__REQUIRED ACTION__.
Where the records below show the word "Africa" in a line, please copy that line.

Entries from a dataset of interfaces
·····
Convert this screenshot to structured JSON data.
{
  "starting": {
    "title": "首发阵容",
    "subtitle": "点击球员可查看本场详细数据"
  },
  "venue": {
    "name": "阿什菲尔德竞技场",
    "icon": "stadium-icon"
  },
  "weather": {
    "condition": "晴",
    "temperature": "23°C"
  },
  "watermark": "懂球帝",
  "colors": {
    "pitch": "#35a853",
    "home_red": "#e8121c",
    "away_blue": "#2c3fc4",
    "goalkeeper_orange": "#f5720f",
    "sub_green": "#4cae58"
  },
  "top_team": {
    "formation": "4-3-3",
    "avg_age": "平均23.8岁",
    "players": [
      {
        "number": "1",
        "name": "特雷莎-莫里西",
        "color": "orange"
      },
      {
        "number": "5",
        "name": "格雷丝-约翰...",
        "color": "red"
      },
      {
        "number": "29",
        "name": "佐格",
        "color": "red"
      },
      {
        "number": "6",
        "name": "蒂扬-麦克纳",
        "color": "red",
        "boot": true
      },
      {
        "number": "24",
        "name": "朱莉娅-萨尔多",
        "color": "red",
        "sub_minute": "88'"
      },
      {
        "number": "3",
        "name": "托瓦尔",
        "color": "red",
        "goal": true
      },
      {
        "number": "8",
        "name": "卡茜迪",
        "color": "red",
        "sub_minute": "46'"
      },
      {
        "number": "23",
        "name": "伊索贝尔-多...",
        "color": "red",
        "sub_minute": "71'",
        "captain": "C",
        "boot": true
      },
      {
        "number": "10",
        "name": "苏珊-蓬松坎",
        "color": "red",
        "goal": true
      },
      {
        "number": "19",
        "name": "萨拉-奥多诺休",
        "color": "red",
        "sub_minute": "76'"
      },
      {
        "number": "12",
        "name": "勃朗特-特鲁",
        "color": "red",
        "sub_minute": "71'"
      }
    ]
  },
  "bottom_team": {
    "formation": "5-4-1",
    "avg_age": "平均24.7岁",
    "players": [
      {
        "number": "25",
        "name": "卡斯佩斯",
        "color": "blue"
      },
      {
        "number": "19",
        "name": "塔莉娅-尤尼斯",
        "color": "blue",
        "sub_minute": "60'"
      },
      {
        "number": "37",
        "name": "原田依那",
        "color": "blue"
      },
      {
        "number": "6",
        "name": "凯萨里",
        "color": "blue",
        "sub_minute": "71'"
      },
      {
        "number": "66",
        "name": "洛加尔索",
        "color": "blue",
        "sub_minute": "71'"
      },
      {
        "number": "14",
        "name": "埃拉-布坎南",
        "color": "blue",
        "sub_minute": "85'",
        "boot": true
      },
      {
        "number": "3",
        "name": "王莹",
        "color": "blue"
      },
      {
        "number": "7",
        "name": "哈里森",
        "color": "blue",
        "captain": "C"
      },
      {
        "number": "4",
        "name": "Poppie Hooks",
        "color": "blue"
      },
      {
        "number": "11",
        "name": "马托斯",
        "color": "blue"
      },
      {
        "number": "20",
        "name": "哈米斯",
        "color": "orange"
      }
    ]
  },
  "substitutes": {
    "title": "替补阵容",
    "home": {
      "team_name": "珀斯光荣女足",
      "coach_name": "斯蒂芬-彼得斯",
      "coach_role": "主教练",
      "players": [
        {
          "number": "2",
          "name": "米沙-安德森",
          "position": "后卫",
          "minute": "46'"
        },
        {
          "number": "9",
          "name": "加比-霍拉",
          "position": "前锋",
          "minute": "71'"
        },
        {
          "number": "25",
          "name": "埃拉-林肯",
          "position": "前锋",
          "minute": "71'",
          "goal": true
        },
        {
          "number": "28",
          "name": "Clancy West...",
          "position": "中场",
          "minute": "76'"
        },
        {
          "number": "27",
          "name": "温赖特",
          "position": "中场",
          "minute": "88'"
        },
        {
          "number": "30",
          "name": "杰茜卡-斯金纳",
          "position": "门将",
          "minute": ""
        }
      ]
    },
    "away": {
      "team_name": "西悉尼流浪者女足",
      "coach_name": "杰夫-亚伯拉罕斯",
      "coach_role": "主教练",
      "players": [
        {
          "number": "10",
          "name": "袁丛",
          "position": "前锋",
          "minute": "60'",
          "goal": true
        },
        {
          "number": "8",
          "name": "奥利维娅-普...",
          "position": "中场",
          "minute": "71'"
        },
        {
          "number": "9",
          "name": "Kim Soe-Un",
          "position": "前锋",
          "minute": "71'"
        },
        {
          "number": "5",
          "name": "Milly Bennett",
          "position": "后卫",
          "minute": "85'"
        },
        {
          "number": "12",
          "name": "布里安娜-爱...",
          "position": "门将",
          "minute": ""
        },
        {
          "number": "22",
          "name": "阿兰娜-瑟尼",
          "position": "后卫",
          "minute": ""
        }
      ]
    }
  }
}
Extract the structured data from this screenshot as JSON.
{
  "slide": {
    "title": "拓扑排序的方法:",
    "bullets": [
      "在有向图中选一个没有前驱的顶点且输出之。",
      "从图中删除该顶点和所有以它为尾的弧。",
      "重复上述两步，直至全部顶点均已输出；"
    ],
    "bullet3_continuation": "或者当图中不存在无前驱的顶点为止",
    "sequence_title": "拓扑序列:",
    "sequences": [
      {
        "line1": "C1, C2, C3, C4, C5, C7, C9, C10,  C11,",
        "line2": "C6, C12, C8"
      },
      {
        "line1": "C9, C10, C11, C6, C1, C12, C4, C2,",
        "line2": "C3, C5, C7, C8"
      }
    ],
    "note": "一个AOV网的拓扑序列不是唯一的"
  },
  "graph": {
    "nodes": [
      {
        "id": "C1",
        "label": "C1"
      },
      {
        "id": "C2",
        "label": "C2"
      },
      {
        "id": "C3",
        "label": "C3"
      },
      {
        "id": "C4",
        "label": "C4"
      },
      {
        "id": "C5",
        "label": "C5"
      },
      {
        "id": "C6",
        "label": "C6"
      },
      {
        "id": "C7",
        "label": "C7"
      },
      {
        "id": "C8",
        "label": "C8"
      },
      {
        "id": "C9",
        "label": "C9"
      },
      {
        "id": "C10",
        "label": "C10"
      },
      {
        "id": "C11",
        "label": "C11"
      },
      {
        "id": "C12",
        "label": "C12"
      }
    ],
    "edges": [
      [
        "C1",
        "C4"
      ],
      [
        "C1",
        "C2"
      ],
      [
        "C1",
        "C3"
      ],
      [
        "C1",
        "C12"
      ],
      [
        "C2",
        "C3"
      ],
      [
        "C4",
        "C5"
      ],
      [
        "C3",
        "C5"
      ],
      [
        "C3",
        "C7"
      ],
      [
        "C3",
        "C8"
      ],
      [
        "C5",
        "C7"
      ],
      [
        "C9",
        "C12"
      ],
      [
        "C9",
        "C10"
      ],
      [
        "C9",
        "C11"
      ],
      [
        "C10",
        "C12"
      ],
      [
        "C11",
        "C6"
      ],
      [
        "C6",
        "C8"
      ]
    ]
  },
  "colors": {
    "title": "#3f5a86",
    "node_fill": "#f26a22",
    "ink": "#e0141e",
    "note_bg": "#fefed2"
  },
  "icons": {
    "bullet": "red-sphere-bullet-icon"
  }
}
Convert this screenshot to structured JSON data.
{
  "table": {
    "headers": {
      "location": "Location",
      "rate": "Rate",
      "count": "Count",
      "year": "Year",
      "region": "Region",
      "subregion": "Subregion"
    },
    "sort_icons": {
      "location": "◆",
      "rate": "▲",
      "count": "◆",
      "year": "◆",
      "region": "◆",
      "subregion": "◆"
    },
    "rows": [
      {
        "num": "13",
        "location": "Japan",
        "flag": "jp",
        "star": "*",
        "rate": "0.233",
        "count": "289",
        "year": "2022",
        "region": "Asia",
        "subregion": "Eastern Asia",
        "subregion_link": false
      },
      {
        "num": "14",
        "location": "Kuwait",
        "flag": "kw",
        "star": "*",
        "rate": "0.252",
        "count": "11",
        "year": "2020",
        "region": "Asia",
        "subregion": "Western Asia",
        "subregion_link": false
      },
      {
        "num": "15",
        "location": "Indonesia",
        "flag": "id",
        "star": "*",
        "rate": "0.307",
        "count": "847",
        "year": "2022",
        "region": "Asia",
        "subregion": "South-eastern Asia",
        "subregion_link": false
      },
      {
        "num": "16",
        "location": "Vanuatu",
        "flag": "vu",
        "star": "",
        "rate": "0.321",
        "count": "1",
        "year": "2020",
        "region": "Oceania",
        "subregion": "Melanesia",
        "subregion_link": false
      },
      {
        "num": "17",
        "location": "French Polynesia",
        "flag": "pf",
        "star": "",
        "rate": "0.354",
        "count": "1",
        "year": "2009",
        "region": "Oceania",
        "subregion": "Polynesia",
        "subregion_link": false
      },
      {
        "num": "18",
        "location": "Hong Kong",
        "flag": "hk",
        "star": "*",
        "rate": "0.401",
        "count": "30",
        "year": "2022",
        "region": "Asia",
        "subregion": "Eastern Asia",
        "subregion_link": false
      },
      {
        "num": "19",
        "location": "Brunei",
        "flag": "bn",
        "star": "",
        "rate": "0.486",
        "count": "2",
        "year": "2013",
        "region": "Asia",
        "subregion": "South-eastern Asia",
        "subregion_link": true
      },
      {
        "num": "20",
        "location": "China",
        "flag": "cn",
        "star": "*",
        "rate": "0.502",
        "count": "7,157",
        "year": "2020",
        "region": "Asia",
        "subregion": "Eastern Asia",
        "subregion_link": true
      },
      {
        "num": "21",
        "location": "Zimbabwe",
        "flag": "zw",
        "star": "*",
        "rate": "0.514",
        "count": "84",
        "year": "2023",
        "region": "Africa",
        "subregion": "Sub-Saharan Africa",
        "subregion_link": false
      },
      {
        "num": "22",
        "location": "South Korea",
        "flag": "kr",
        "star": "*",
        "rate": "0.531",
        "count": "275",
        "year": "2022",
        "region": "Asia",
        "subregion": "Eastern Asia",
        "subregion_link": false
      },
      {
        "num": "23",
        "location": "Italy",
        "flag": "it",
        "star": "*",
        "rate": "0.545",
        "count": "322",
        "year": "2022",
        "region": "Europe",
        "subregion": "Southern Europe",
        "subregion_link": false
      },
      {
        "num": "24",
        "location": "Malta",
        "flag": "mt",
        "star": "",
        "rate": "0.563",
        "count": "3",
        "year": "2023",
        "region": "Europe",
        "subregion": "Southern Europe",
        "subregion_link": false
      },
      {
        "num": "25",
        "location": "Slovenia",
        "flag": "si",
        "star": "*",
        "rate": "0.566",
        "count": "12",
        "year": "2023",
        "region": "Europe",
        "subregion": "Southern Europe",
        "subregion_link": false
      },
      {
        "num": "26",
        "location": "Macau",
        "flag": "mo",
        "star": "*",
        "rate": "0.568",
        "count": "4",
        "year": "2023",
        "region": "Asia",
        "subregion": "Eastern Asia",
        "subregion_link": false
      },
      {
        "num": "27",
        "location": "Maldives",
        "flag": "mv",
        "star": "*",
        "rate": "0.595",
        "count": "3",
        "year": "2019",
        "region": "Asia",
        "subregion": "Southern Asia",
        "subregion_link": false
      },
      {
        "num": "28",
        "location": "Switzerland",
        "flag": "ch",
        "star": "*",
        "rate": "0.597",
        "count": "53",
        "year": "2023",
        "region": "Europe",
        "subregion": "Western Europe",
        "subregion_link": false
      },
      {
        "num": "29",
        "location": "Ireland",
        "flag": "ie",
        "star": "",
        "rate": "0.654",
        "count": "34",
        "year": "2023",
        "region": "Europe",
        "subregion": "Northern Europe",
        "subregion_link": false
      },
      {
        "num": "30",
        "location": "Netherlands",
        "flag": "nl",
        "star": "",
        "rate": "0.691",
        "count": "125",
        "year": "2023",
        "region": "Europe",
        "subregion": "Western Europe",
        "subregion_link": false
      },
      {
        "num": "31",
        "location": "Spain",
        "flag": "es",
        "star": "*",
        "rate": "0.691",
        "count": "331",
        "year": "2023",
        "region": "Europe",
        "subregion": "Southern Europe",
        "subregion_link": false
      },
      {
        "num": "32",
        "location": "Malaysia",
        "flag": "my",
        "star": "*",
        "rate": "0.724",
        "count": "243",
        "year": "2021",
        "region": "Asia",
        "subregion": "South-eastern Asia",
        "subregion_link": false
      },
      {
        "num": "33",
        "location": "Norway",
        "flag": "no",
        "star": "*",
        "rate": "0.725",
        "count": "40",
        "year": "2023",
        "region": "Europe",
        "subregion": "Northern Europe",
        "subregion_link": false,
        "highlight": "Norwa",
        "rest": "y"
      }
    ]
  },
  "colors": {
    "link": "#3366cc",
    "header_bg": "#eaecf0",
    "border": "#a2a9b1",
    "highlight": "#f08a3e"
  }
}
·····
__RESPONSE TO THIS TASK__.
        "region": "Africa",
        "subregion": "Sub-Saharan Africa",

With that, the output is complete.